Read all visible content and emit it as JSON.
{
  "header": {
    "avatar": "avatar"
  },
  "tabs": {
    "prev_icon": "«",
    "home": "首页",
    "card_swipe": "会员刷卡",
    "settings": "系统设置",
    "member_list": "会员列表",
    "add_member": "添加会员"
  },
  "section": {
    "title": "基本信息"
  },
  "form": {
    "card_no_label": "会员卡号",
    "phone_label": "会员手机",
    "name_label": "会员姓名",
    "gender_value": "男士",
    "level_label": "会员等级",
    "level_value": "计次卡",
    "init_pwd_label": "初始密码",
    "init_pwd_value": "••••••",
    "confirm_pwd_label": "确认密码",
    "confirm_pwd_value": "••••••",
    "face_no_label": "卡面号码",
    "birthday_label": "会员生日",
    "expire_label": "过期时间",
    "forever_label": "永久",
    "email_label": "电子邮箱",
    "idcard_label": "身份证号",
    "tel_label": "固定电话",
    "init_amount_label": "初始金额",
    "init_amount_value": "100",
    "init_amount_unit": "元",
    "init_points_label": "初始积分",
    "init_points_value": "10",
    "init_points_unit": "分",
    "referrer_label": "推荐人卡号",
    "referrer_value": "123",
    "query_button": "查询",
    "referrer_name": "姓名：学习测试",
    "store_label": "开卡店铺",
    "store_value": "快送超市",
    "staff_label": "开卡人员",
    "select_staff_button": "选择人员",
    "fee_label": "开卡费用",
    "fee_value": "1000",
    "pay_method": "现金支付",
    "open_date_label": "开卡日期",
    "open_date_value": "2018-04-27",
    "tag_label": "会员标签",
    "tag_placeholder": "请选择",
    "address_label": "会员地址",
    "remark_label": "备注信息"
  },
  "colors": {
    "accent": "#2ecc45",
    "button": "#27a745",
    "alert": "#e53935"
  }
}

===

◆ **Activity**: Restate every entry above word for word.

◆ **Solution for this problem**:
Read all visible content and emit it as JSON.
{
  "header": {
    "avatar": "avatar"
  },
  "tabs": {
    "prev_icon": "«",
    "home": "首页",
    "card_swipe": "会员刷卡",
    "settings": "系统设置",
    "member_list": "会员列表",
    "add_member": "添加会员"
  },
  "section": {
    "title": "基本信息"
  },
  "form": {
    "card_no_label": "会员卡号",
    "phone_label": "会员手机",
    "name_label": "会员姓名",
    "gender_value": "男士",
    "level_label": "会员等级",
    "level_value": "计次卡",
    "init_pwd_label": "初始密码",
    "init_pwd_value": "••••••",
    "confirm_pwd_label": "确认密码",
    "confirm_pwd_value": "••••••",
    "face_no_label": "卡面号码",
    "birthday_label": "会员生日",
    "expire_label": "过期时间",
    "forever_label": "永久",
    "email_label": "电子邮箱",
    "idcard_label": "身份证号",
    "tel_label": "固定电话",
    "init_amount_label": "初始金额",
    "init_amount_value": "100",
    "init_amount_unit": "元",
    "init_points_label": "初始积分",
    "init_points_value": "10",
    "init_points_unit": "分",
    "referrer_label": "推荐人卡号",
    "referrer_value": "123",
    "query_button": "查询",
    "referrer_name": "姓名：学习测试",
    "store_label": "开卡店铺",
    "store_value": "快送超市",
    "staff_label": "开卡人员",
    "select_staff_button": "选择人员",
    "fee_label": "开卡费用",
    "fee_value": "1000",
    "pay_method": "现金支付",
    "open_date_label": "开卡日期",
    "open_date_value": "2018-04-27",
    "tag_label": "会员标签",
    "tag_placeholder": "请选择",
    "address_label": "会员地址",
    "remark_label": "备注信息"
  },
  "colors": {
    "accent": "#2ecc45",
    "button": "#27a745",
    "alert": "#e53935"
  }
}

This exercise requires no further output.